Ragazze Mahafaly.JPG
Mahafaly children
Total population
c. 150,000
Regions with significant populations
Madagascar
Languages
Malagasy
Related ethnic groups
Other Malagasy groups; Austronesian peoples

The Mahafaly are an ethnic group of Madagascar that inhabit the plains of the Betioky-Ampamihy area. Their name means either "those who make taboos" or "those who make happy", although the former is considered more likely by linguists. In 2013 there were an estimated 150,000 Mahafaly in Madagascar.[1]

Ethnic identity[edit]

Distribution of Malagasy ethnic groups

The Mahafaly are believed to have arrived in Madagascar from southeastern Africa around the 12th century and managed to preserve autonomy during the reign of the Merina kingdom. They inhabit the plains of the Betioky-Ampamihy area.[2][3]

Culture[edit]
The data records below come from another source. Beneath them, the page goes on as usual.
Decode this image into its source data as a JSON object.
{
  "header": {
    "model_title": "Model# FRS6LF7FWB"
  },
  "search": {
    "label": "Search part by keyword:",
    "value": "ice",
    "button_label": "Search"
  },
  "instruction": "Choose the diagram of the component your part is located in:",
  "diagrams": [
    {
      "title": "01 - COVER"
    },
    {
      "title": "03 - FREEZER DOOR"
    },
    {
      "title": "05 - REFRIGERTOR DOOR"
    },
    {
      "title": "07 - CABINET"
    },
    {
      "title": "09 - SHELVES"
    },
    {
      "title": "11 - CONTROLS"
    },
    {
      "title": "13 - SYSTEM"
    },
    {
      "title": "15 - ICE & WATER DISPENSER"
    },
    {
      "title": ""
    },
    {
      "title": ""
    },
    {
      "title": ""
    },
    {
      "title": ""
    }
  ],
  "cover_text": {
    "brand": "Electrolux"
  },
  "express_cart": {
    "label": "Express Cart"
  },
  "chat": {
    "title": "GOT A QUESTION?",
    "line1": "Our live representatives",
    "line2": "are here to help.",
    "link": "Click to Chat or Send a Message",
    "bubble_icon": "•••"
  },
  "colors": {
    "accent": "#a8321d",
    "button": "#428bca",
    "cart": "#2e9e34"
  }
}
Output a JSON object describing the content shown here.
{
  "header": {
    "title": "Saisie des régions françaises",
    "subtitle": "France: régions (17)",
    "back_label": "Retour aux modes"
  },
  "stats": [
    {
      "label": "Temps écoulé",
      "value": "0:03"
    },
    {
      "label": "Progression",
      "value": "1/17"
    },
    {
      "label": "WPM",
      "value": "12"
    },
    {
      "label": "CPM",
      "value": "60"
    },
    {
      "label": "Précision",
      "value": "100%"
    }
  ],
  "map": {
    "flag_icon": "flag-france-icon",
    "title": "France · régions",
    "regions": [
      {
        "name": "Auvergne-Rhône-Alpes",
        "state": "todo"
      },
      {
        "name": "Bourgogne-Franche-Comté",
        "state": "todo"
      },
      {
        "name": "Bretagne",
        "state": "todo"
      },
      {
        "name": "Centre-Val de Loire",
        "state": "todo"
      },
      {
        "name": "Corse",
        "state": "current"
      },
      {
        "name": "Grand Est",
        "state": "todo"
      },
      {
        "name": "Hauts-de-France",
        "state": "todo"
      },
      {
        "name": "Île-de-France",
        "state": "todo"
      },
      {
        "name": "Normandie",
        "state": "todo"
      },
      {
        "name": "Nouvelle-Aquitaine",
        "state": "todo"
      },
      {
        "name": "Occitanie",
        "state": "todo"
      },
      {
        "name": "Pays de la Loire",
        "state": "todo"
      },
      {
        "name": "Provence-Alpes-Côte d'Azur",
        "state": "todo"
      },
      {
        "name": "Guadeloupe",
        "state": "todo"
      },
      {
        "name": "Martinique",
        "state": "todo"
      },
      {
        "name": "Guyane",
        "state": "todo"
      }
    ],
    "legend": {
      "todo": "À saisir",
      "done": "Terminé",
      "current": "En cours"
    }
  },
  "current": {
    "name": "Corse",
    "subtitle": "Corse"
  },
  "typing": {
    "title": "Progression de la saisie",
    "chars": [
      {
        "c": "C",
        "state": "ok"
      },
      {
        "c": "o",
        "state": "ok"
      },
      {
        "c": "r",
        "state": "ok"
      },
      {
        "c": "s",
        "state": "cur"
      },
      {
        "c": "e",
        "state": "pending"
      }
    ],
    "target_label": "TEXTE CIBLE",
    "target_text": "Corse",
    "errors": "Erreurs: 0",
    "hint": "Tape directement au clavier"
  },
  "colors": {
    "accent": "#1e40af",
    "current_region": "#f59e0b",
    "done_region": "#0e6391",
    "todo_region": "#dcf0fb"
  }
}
Funeral rites[edit]

Mahafaly tomb, Berenty Reserve

Mahafaly are known for the large tombs they build to honor dead chiefs and kings.[4] They are large stone squares surmounted by wooden sculptures and heaps of zebu horns; the greater the importance of the dead being buried, the greater the number of sculpture and horns placed on the tomb. The sculptures are termed aloalo, a word that implies the meaning "messenger" or "intermediary", possibly with reference to the interconnecting role they play between the worlds of the living and of the dead. One of the largest Mahafaly tombs is that of king Tsiampody, which is decorated with horns from over 700 zebus.

Language[edit]

The Mahafaly speak a dialect of the Malagasy language, which is a branch of the Malayo-Polynesian language group derived from the Barito languages, spoken in southern Borneo.


Notes[edit]

Bibliography[edit]